# Description of the task:
Line by line, retype the material exactly and leave each picture out.
:::
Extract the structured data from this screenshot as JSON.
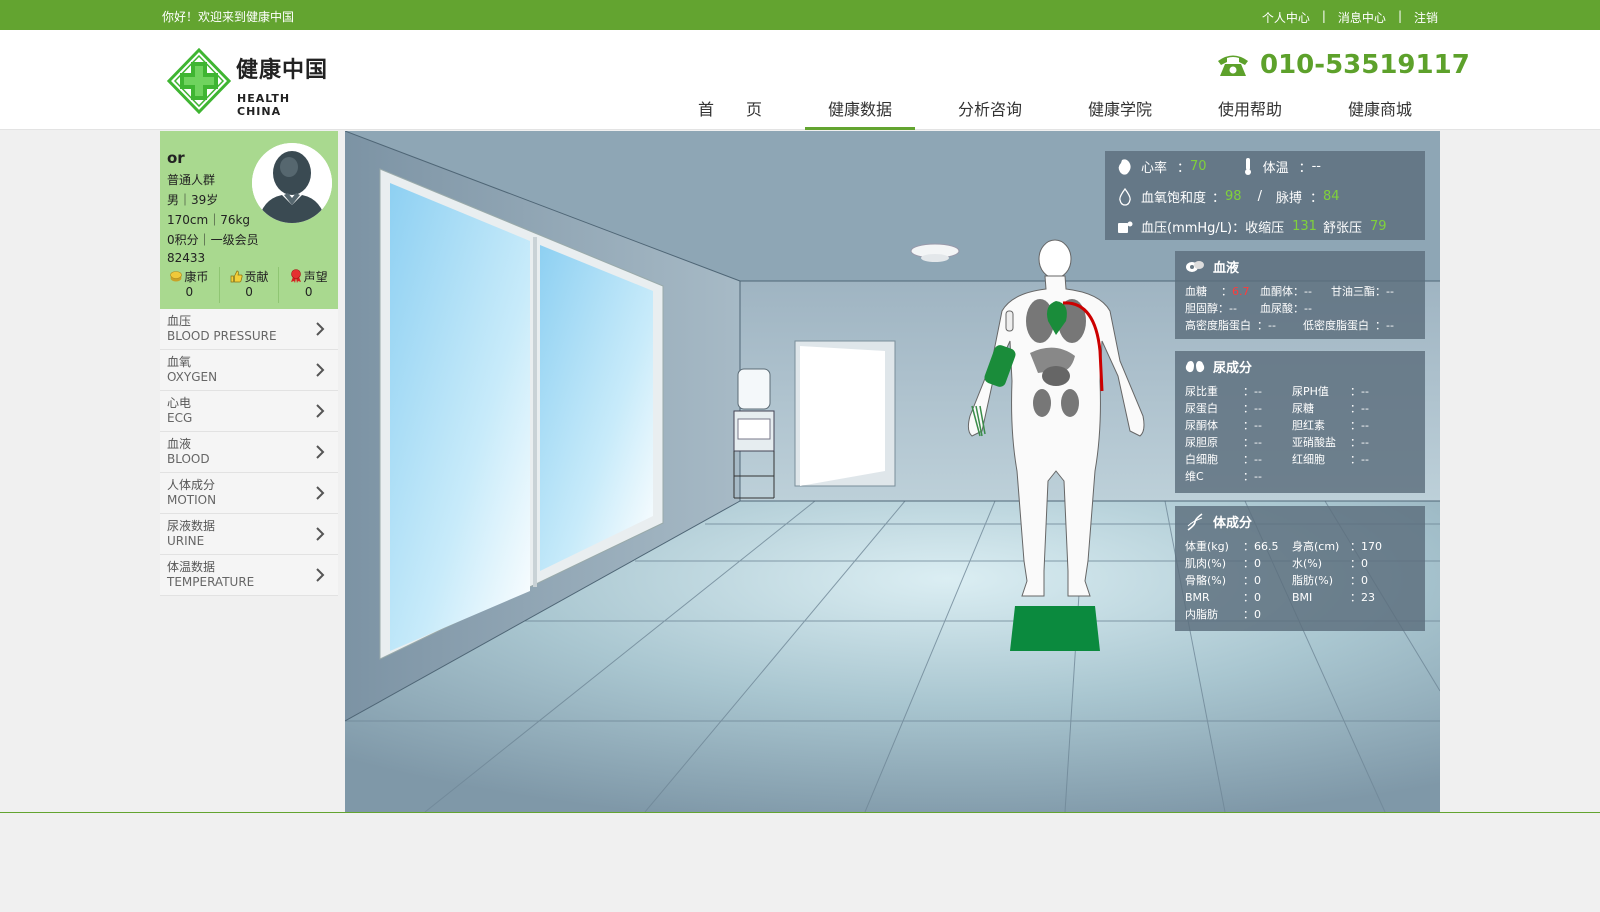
{
  "topbar": {
    "welcome": "你好！欢迎来到健康中国",
    "links": [
      "个人中心",
      "消息中心",
      "注销"
    ],
    "separator": "|"
  },
  "header": {
    "logo_cn": "健康中国",
    "logo_en": "HEALTH CHINA",
    "phone": "010-53519117",
    "nav": [
      {
        "label": "首　　页",
        "active": false
      },
      {
        "label": "健康数据",
        "active": true
      },
      {
        "label": "分析咨询",
        "active": false
      },
      {
        "label": "健康学院",
        "active": false
      },
      {
        "label": "使用帮助",
        "active": false
      },
      {
        "label": "健康商城",
        "active": false
      }
    ]
  },
  "profile": {
    "username": "or",
    "group": "普通人群",
    "gender_age": "男｜39岁",
    "height_weight": "170cm｜76kg",
    "points_level": "0积分｜一级会员",
    "user_id": "82433",
    "stats": [
      {
        "label": "康币",
        "value": "0"
      },
      {
        "label": "贡献",
        "value": "0"
      },
      {
        "label": "声望",
        "value": "0"
      }
    ]
  },
  "menu": [
    {
      "cn": "血压",
      "en": "BLOOD PRESSURE"
    },
    {
      "cn": "血氧",
      "en": "OXYGEN"
    },
    {
      "cn": "心电",
      "en": "ECG"
    },
    {
      "cn": "血液",
      "en": "BLOOD"
    },
    {
      "cn": "人体成分",
      "en": "MOTION"
    },
    {
      "cn": "尿液数据",
      "en": "URINE"
    },
    {
      "cn": "体温数据",
      "en": "TEMPERATURE"
    }
  ],
  "vitals": {
    "heart_rate_label": "心率",
    "heart_rate": "70",
    "temp_label": "体温",
    "temp": "--",
    "spo2_label": "血氧饱和度",
    "spo2": "98",
    "slash": "/",
    "pulse_label": "脉搏",
    "pulse": "84",
    "bp_label": "血压(mmHg/L)：收缩压",
    "systolic": "131",
    "diastolic_label": "舒张压",
    "diastolic": "79"
  },
  "blood": {
    "title": "血液",
    "items": [
      {
        "label": "血糖",
        "value": "6.7"
      },
      {
        "label": "血酮体",
        "value": "--"
      },
      {
        "label": "甘油三酯",
        "value": "--"
      },
      {
        "label": "胆固醇",
        "value": "--"
      },
      {
        "label": "血尿酸",
        "value": "--"
      },
      {
        "label": "高密度脂蛋白",
        "value": "--"
      },
      {
        "label": "低密度脂蛋白",
        "value": "--"
      }
    ]
  },
  "urine": {
    "title": "尿成分",
    "items": [
      {
        "label": "尿比重",
        "value": "--"
      },
      {
        "label": "尿PH值",
        "value": "--"
      },
      {
        "label": "尿蛋白",
        "value": "--"
      },
      {
        "label": "尿糖",
        "value": "--"
      },
      {
        "label": "尿酮体",
        "value": "--"
      },
      {
        "label": "胆红素",
        "value": "--"
      },
      {
        "label": "尿胆原",
        "value": "--"
      },
      {
        "label": "亚硝酸盐",
        "value": "--"
      },
      {
        "label": "白细胞",
        "value": "--"
      },
      {
        "label": "红细胞",
        "value": "--"
      },
      {
        "label": "维C",
        "value": "--"
      }
    ]
  },
  "body": {
    "title": "体成分",
    "items": [
      {
        "label": "体重(kg)",
        "value": "66.5"
      },
      {
        "label": "身高(cm)",
        "value": "170"
      },
      {
        "label": "肌肉(%)",
        "value": "0"
      },
      {
        "label": "水(%)",
        "value": "0"
      },
      {
        "label": "骨骼(%)",
        "value": "0"
      },
      {
        "label": "脂肪(%)",
        "value": "0"
      },
      {
        "label": "BMR",
        "value": "0"
      },
      {
        "label": "BMI",
        "value": "23"
      },
      {
        "label": "内脂肪",
        "value": "0"
      }
    ]
  },
  "colors": {
    "brand_green": "#63a430",
    "value_green": "#7fd13b",
    "alert_red": "#ff3b3b",
    "sidebar_profile": "#a9d98f"
  }
}
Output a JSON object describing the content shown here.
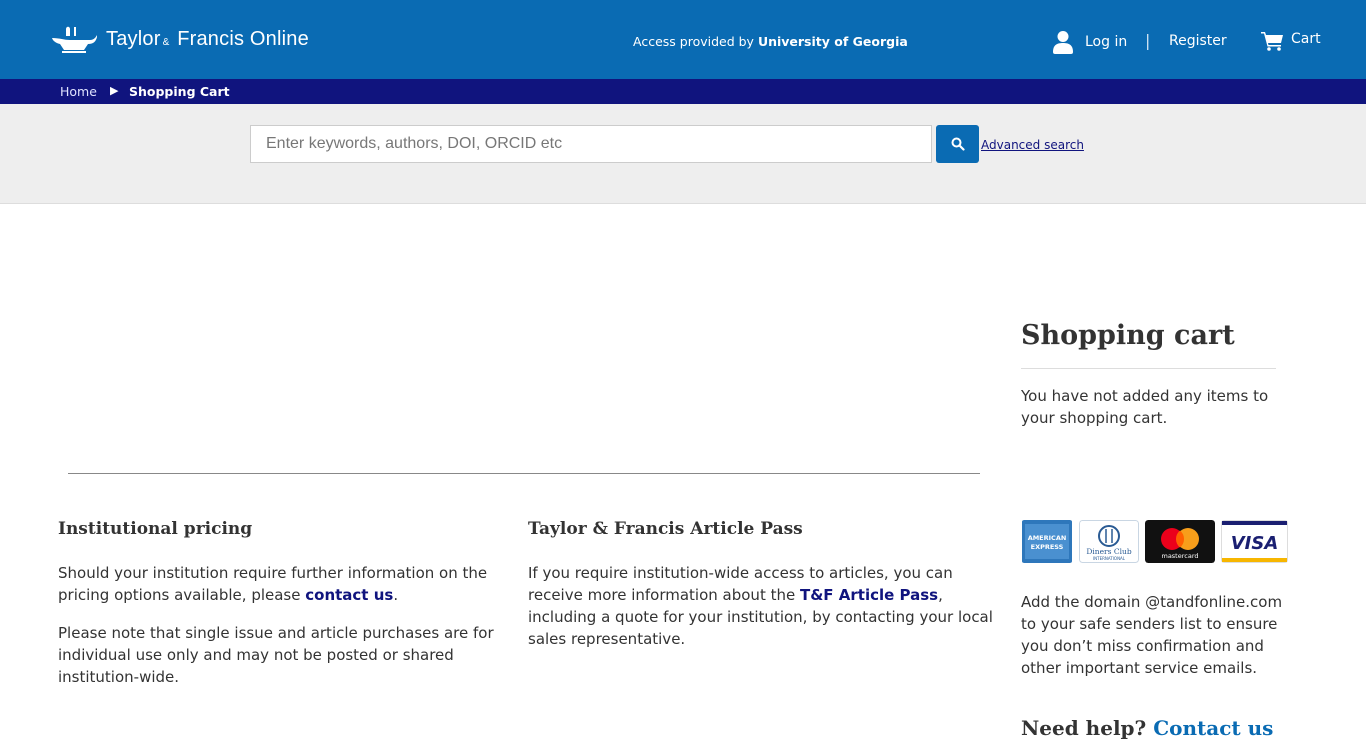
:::
# Your solution:
Extract the structured data from this screenshot as JSON.
{
  "topbar": {
    "welcome": "你好！欢迎来到健康中国",
    "links": [
      "个人中心",
      "消息中心",
      "注销"
    ],
    "separator": "|"
  },
  "header": {
    "logo_cn": "健康中国",
    "logo_en": "HEALTH CHINA",
    "phone": "010-53519117",
    "nav": [
      {
        "label": "首　　页",
        "active": false
      },
      {
        "label": "健康数据",
        "active": true
      },
      {
        "label": "分析咨询",
        "active": false
      },
      {
        "label": "健康学院",
        "active": false
      },
      {
        "label": "使用帮助",
        "active": false
      },
      {
        "label": "健康商城",
        "active": false
      }
    ]
  },
  "profile": {
    "username": "or",
    "group": "普通人群",
    "gender_age": "男｜39岁",
    "height_weight": "170cm｜76kg",
    "points_level": "0积分｜一级会员",
    "user_id": "82433",
    "stats": [
      {
        "label": "康币",
        "value": "0"
      },
      {
        "label": "贡献",
        "value": "0"
      },
      {
        "label": "声望",
        "value": "0"
      }
    ]
  },
  "menu": [
    {
      "cn": "血压",
      "en": "BLOOD PRESSURE"
    },
    {
      "cn": "血氧",
      "en": "OXYGEN"
    },
    {
      "cn": "心电",
      "en": "ECG"
    },
    {
      "cn": "血液",
      "en": "BLOOD"
    },
    {
      "cn": "人体成分",
      "en": "MOTION"
    },
    {
      "cn": "尿液数据",
      "en": "URINE"
    },
    {
      "cn": "体温数据",
      "en": "TEMPERATURE"
    }
  ],
  "vitals": {
    "heart_rate_label": "心率",
    "heart_rate": "70",
    "temp_label": "体温",
    "temp": "--",
    "spo2_label": "血氧饱和度",
    "spo2": "98",
    "slash": "/",
    "pulse_label": "脉搏",
    "pulse": "84",
    "bp_label": "血压(mmHg/L)：收缩压",
    "systolic": "131",
    "diastolic_label": "舒张压",
    "diastolic": "79"
  },
  "blood": {
    "title": "血液",
    "items": [
      {
        "label": "血糖",
        "value": "6.7"
      },
      {
        "label": "血酮体",
        "value": "--"
      },
      {
        "label": "甘油三酯",
        "value": "--"
      },
      {
        "label": "胆固醇",
        "value": "--"
      },
      {
        "label": "血尿酸",
        "value": "--"
      },
      {
        "label": "高密度脂蛋白",
        "value": "--"
      },
      {
        "label": "低密度脂蛋白",
        "value": "--"
      }
    ]
  },
  "urine": {
    "title": "尿成分",
    "items": [
      {
        "label": "尿比重",
        "value": "--"
      },
      {
        "label": "尿PH值",
        "value": "--"
      },
      {
        "label": "尿蛋白",
        "value": "--"
      },
      {
        "label": "尿糖",
        "value": "--"
      },
      {
        "label": "尿酮体",
        "value": "--"
      },
      {
        "label": "胆红素",
        "value": "--"
      },
      {
        "label": "尿胆原",
        "value": "--"
      },
      {
        "label": "亚硝酸盐",
        "value": "--"
      },
      {
        "label": "白细胞",
        "value": "--"
      },
      {
        "label": "红细胞",
        "value": "--"
      },
      {
        "label": "维C",
        "value": "--"
      }
    ]
  },
  "body": {
    "title": "体成分",
    "items": [
      {
        "label": "体重(kg)",
        "value": "66.5"
      },
      {
        "label": "身高(cm)",
        "value": "170"
      },
      {
        "label": "肌肉(%)",
        "value": "0"
      },
      {
        "label": "水(%)",
        "value": "0"
      },
      {
        "label": "骨骼(%)",
        "value": "0"
      },
      {
        "label": "脂肪(%)",
        "value": "0"
      },
      {
        "label": "BMR",
        "value": "0"
      },
      {
        "label": "BMI",
        "value": "23"
      },
      {
        "label": "内脂肪",
        "value": "0"
      }
    ]
  },
  "colors": {
    "brand_green": "#63a430",
    "value_green": "#7fd13b",
    "alert_red": "#ff3b3b",
    "sidebar_profile": "#a9d98f"
  }
}
Output a JSON object describing the content shown here.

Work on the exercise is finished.